WORK ITEM: Filter the records for lines holding the string "Enterprise".

RECORDS SHOWN:
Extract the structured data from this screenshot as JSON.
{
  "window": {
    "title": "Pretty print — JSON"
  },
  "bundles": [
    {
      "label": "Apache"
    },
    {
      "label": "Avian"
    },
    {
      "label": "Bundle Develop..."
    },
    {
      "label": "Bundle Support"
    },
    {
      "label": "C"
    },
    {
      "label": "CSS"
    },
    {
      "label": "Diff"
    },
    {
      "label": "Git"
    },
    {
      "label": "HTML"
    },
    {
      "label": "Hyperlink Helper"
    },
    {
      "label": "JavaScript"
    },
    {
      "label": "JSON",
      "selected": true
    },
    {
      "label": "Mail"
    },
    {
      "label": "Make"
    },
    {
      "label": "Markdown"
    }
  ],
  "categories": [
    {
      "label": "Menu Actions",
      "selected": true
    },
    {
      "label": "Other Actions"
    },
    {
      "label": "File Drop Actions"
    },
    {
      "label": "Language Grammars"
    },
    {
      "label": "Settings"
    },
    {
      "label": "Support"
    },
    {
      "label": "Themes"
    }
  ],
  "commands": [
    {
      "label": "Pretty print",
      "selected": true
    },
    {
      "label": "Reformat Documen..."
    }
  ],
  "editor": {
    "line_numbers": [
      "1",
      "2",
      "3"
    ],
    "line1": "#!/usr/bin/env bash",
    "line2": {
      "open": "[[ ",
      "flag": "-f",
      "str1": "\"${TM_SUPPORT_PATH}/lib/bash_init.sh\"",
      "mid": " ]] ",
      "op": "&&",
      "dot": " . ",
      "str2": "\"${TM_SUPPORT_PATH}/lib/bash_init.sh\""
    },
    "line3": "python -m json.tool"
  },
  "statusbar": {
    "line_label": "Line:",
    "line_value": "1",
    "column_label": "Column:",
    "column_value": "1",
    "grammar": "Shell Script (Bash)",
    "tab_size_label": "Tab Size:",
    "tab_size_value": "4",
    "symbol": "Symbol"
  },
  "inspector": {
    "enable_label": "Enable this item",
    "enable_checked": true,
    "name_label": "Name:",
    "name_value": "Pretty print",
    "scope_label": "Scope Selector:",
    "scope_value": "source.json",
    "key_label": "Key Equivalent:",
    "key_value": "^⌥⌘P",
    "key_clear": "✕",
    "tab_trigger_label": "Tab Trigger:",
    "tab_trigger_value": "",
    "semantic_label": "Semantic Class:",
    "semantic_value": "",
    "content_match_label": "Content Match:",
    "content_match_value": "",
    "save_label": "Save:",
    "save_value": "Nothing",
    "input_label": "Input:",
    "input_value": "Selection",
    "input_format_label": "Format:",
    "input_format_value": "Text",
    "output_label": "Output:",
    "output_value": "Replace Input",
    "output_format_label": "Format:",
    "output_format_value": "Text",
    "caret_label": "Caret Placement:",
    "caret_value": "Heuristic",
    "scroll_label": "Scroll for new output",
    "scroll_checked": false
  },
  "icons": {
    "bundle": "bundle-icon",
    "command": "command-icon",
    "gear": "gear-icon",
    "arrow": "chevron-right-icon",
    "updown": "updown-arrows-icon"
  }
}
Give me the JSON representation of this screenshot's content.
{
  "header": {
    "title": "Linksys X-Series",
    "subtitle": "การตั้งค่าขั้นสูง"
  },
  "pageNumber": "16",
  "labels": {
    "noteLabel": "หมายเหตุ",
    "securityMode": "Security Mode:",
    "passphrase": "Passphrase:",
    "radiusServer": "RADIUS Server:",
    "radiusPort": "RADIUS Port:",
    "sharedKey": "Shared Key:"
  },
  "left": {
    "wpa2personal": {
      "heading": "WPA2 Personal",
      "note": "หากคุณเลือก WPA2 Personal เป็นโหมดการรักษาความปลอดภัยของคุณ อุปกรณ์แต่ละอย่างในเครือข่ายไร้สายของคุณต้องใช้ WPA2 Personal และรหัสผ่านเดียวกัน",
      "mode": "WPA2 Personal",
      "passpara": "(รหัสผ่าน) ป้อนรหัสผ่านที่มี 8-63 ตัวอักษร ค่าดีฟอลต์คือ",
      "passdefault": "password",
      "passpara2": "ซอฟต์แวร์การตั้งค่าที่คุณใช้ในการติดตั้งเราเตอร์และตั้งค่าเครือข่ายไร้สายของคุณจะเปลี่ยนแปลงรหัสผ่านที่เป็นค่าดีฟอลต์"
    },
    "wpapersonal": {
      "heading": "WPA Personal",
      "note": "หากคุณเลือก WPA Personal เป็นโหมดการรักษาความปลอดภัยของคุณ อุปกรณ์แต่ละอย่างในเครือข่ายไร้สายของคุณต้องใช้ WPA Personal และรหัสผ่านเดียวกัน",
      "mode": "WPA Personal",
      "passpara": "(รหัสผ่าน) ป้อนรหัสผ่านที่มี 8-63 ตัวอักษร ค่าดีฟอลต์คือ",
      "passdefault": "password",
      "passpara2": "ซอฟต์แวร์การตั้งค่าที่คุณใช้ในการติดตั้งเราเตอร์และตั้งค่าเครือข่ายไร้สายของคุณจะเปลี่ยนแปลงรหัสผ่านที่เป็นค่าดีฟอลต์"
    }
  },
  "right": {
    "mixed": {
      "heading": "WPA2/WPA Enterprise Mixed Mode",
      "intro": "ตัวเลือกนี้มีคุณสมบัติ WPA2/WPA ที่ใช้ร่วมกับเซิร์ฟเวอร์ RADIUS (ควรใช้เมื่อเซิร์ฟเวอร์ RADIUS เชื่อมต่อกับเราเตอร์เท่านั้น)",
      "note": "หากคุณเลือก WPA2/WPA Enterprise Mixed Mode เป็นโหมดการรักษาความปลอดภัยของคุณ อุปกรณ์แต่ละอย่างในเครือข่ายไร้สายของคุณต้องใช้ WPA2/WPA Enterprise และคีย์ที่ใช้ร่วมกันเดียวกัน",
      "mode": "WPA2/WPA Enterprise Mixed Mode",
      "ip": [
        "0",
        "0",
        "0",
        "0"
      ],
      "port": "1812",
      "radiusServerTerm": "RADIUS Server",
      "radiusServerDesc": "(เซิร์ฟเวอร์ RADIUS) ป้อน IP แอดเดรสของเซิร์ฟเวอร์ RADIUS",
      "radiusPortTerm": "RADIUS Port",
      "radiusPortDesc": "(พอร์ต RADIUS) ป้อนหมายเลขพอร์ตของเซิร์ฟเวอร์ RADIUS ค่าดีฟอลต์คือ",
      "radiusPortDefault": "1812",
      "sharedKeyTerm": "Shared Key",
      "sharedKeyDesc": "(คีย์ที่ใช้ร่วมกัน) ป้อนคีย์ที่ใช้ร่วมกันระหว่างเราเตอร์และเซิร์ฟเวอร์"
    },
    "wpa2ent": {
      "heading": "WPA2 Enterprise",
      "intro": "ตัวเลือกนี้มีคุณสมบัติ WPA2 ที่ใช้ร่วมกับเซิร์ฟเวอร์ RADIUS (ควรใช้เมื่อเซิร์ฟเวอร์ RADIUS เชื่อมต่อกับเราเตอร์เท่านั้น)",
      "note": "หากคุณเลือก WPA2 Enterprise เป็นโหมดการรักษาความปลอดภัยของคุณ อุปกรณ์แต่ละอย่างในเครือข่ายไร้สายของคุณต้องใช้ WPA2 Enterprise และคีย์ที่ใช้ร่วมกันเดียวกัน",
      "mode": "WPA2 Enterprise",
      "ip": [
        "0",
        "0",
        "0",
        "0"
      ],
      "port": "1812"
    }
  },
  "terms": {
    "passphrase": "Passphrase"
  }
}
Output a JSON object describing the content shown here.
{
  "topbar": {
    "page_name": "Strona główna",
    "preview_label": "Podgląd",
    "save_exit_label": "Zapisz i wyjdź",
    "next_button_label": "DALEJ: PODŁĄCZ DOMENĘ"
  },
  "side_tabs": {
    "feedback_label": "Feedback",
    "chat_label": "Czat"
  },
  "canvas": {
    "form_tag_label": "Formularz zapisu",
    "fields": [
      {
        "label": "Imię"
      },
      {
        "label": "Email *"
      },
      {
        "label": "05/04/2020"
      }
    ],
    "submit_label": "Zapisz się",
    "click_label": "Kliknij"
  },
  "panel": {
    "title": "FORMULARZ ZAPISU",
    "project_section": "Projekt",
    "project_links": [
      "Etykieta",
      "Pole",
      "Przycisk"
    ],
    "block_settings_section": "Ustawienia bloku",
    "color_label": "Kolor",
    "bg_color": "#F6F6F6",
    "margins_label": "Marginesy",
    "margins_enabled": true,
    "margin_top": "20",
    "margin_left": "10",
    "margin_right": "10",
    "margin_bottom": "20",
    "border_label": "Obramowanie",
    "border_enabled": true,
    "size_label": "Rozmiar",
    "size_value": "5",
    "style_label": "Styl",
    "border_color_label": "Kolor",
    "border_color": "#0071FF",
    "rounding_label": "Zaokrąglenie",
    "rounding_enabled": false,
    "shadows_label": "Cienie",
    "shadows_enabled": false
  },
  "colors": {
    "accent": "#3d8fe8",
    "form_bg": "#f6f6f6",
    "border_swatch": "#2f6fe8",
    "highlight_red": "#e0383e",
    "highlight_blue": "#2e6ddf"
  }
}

WRITTEN SOLUTION:
      "heading": "WPA2/WPA Enterprise Mixed Mode",
      "note": "หากคุณเลือก WPA2/WPA Enterprise Mixed Mode เป็นโหมดการรักษาความปลอดภัยของคุณ อุปกรณ์แต่ละอย่างในเครือข่ายไร้สายของคุณต้องใช้ WPA2/WPA Enterprise และคีย์ที่ใช้ร่วมกันเดียวกัน",
      "mode": "WPA2/WPA Enterprise Mixed Mode",
      "heading": "WPA2 Enterprise",
      "note": "หากคุณเลือก WPA2 Enterprise เป็นโหมดการรักษาความปลอดภัยของคุณ อุปกรณ์แต่ละอย่างในเครือข่ายไร้สายของคุณต้องใช้ WPA2 Enterprise และคีย์ที่ใช้ร่วมกันเดียวกัน",
      "mode": "WPA2 Enterprise",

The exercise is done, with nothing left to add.